Wouldn't it be nice when something significant was about to be said, if a bright sign would appear alerting us to this fact? As close as I've ever come to this actually happening was in college. In the middle of a mind-numbingly boring lecture, my professor would change the cadence and volume of his voice and announce, "Now write this down. It will be on the exam." I would scribble whatever came out of his mouth next and then wander back in my mind to some place more exciting than my current surroundings. Thanks to his early-warning system, I managed to pass the class with a B despite retaining very little of the content he shared in class.
When I was recently asked what the most important advice was that I'd ever received, I was hard pressed to come up with a single answer. How does one start with a question like that? Nary a day goes by without some form of advice being shared, so how does one choose that one thing that rises above all the rest as being the most pivotal, valuable words of wisdom?
It's likely a lot easier to recall the worst advice -- especially when there are scars to remind us of our foolhardy decisions. Most of my Worst-of-All-Time Hall-of-Famers begin with phrases like They won't be mad; you should do it or It won't hurt. Really. Nothing good ever happened when I opted to believe advice that began with that kind of logic.
And some advice, as inane and obvious as it sounds, pays off every single time. For example, the advice to use my manners -- that's been pretty useful. Seriously. It has resulted in many a positive result and has helped me inspire colleagues to try a proposed course of action which places them far outside their comfort zone. When I was told that please and thank you are magic words, it was good advice. They hold incredible power to change the attitudes, minds, opinions, and decisions of those around us.
But when I consider what it is that I come back to time and again when I am in the midst of a struggle, whether it is in my personal or professional life, it would have to be the words of my great-grandmother, Zelma Carder. She was a larger-than-life figure of my childhood who walked straight out of a Zane Grey Western novel and into my life. She'd lived this incredibly difficult but exciting life. She homesteaded in the barren, windswept prairies of northern New Mexico in the 1800's, survived the Dust Bowl years despite losing almost everything she owned except for a grand piano (which now sits in our living room). She traveled in a conestoga wagon (with her grand piano in tow) to live as a migrant worker, picking cotton alongside her husband and children to survive the desperate years after the Great Depression.

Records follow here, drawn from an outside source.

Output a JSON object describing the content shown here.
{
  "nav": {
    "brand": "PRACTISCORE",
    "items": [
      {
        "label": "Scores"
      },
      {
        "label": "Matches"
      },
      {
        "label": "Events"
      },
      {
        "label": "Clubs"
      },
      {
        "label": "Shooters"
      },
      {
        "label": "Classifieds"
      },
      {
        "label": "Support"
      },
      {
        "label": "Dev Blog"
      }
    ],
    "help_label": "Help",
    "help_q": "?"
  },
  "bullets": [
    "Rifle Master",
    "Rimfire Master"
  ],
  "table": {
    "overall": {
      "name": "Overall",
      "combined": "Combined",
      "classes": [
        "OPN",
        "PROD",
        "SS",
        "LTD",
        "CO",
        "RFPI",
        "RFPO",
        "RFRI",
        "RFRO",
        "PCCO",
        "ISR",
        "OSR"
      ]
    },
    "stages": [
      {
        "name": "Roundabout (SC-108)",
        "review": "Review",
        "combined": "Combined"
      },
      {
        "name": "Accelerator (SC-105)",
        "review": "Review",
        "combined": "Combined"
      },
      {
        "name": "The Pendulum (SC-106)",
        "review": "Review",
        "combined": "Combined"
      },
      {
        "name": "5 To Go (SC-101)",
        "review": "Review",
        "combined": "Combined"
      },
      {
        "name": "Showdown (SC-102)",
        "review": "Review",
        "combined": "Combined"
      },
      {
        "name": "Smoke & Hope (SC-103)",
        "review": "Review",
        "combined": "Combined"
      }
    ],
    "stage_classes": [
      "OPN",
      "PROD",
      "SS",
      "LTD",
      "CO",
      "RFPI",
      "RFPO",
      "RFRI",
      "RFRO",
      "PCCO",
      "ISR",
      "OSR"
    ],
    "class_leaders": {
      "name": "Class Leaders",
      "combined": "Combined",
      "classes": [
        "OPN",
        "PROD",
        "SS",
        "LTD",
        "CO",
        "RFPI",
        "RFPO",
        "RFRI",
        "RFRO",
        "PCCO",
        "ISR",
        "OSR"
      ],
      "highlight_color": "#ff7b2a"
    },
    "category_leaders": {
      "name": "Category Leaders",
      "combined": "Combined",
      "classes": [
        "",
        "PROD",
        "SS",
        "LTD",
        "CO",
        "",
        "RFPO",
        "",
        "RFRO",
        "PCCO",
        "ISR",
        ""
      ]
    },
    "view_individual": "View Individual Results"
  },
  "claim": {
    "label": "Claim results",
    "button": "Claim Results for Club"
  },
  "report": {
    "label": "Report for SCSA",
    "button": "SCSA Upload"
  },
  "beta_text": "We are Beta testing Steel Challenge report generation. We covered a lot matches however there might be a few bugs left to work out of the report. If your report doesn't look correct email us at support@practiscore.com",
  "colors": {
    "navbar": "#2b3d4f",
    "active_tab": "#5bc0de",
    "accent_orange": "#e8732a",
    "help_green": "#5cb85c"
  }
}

She learned to carry the heartbreak of burying several of her family, including her own child, during a flu epidemic in the early 1900's. She crocheted rugs out of bread bags and turned butter tubs into the most wonderful doll beds filled with satin beds hand stitched from old night gowns and covered with colorful crocheted skirts. She was a true pioneer of sustainability, the ultimate conservationist. The stories she told me were the things of grand novels, and she was, by far, the strongest, bravest, fiercest, most stubborn woman I've ever known.

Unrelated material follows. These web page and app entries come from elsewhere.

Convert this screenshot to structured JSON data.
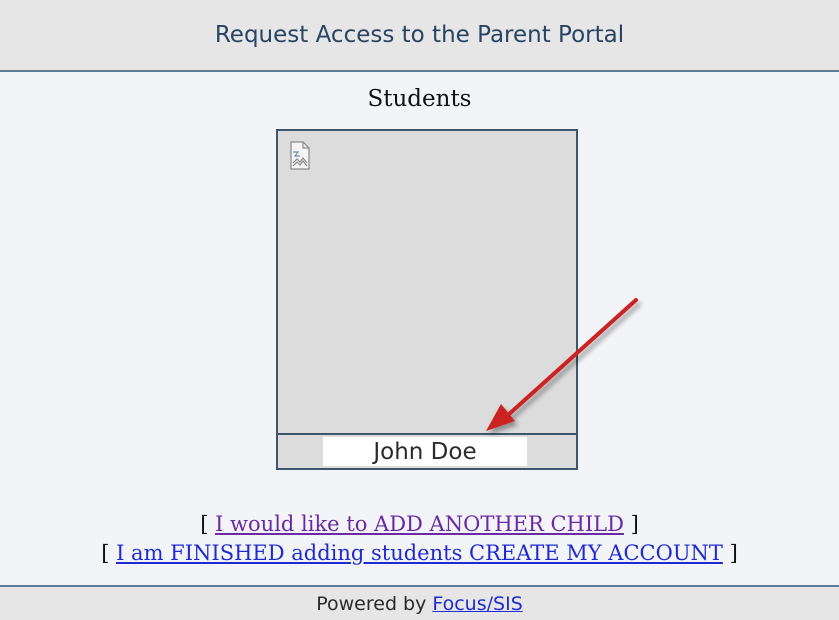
{
  "header": {
    "title": "Request Access to the Parent Portal"
  },
  "students": {
    "heading": "Students",
    "cards": [
      {
        "name": "John Doe",
        "photo_icon": "broken-image-icon"
      }
    ]
  },
  "annotation": {
    "arrow_color": "#cc2222",
    "arrow_icon": "red-arrow-pointer"
  },
  "links": {
    "open_bracket": "[",
    "close_bracket": "]",
    "add_child": "I would like to ADD ANOTHER CHILD",
    "finish": "I am FINISHED adding students CREATE MY ACCOUNT"
  },
  "footer": {
    "prefix": "Powered by",
    "link_label": "Focus/SIS"
  },
  "colors": {
    "link": "#1f2bd0",
    "visited_link": "#6a2aa3",
    "header_text": "#274563",
    "border": "#5c7b97"
  }
}
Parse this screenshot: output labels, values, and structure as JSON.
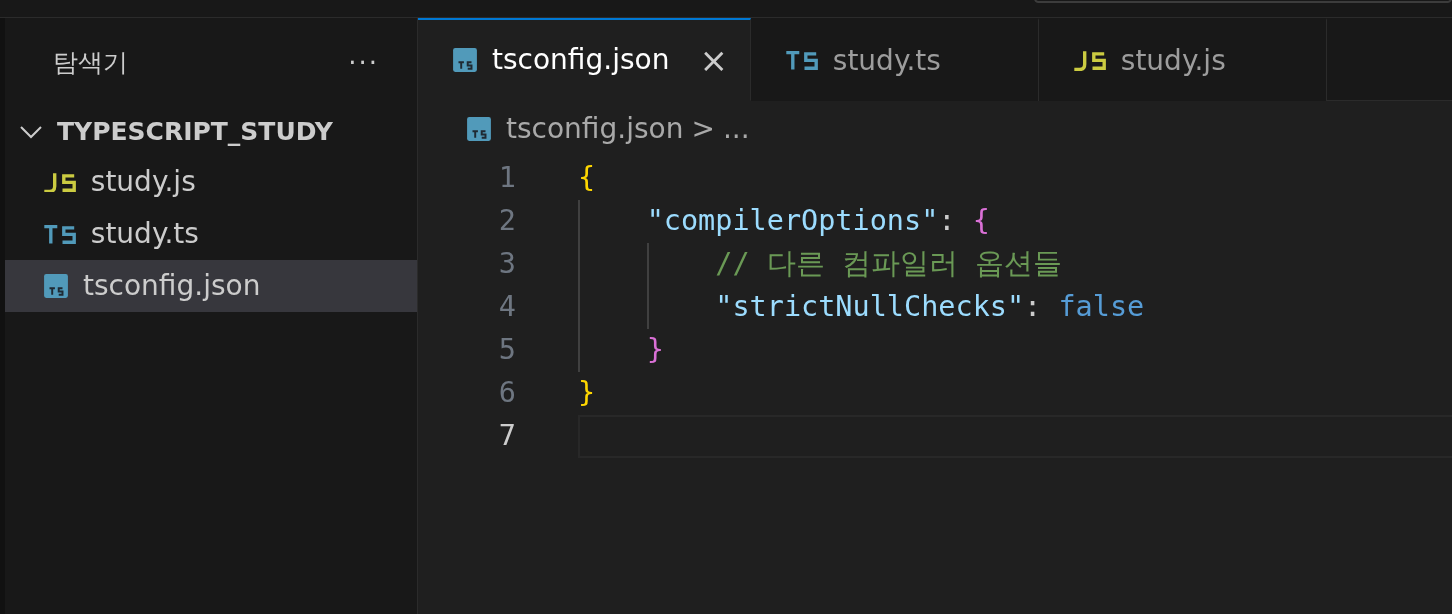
{
  "sidebar": {
    "title": "탐색기",
    "more": "···",
    "folder": {
      "name": "TYPESCRIPT_STUDY",
      "expanded": true,
      "children": [
        {
          "name": "study.js",
          "kind": "js",
          "selected": false
        },
        {
          "name": "study.ts",
          "kind": "ts",
          "selected": false
        },
        {
          "name": "tsconfig.json",
          "kind": "tsconfig",
          "selected": true
        }
      ]
    }
  },
  "tabs": [
    {
      "label": "tsconfig.json",
      "kind": "tsconfig",
      "selected": true,
      "close": "×"
    },
    {
      "label": "study.ts",
      "kind": "ts",
      "selected": false
    },
    {
      "label": "study.js",
      "kind": "js",
      "selected": false
    }
  ],
  "breadcrumb": {
    "kind": "tsconfig",
    "file": "tsconfig.json",
    "separator": ">",
    "more": "..."
  },
  "code_lines": [
    {
      "number": "1",
      "current": false,
      "tokens": [
        {
          "text": "{",
          "kind": "brace1"
        }
      ]
    },
    {
      "number": "2",
      "current": false,
      "kind": "level1",
      "tokens": [
        {
          "text": "\"compilerOptions\"",
          "kind": "key"
        },
        {
          "text": ": ",
          "kind": "punct"
        },
        {
          "text": "{",
          "kind": "brace2"
        }
      ]
    },
    {
      "number": "3",
      "current": false,
      "kind": "level2",
      "tokens": [
        {
          "text": "// 다른 컴파일러 옵션들",
          "kind": "comment"
        }
      ]
    },
    {
      "number": "4",
      "current": false,
      "kind": "level2",
      "tokens": [
        {
          "text": "\"strictNullChecks\"",
          "kind": "key"
        },
        {
          "text": ": ",
          "kind": "punct"
        },
        {
          "text": "false",
          "kind": "keyword"
        }
      ]
    },
    {
      "number": "5",
      "current": false,
      "kind": "level1",
      "tokens": [
        {
          "text": "}",
          "kind": "brace2"
        }
      ]
    },
    {
      "number": "6",
      "current": false,
      "tokens": [
        {
          "text": "}",
          "kind": "brace1"
        }
      ]
    },
    {
      "number": "7",
      "current": true
    }
  ]
}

While visiting her when I was maybe six or seven-years-old, she scolded me for crying after losing a game to her. I had no idea at the time that her words would ring in my ears every time I faced a situation where I felt I was being treated unfairly or had an uphill battle to reach my goal. As I sat in my chair across from her, trying to swallow my tears, she said, "No one in this life is going to feel sorry for you. If you sit there feeling sorry for yourself, you just decided to give up on yourself. And then you're the loser, not because of anyone else, but because of yourself. If you're going to play, do it because you love the game. And then when you win, you can celebrate, but even when you lose, you'll still be the winner because you got to play the game you love."
Especially now as I serve as CEO of a startup, her words spur me to grow, be courageous and focus on the vision of the future I know is possible. While our team deploys and refines our technology that is impacting the lives of others and has the potential of impacting lives across the glove, I know I'm in this game because I love it. But on the hard days, when everything goes wrong, my great-grandmother's words remind me that it's up to me to dig deep, toughen up and find the courage to brush off the disappointment and push forward to the next pinnacle where the view of the future is clearly visible once again.
This blog post is part of a series for HuffPost Icon Next, entitled 'The Best Piece of Advice I've Ever Received For Achieving My Career Goals.' To see all the other posts in the series, click here. To contribute, submit your 500 - 800 word blogpost to email@example.com.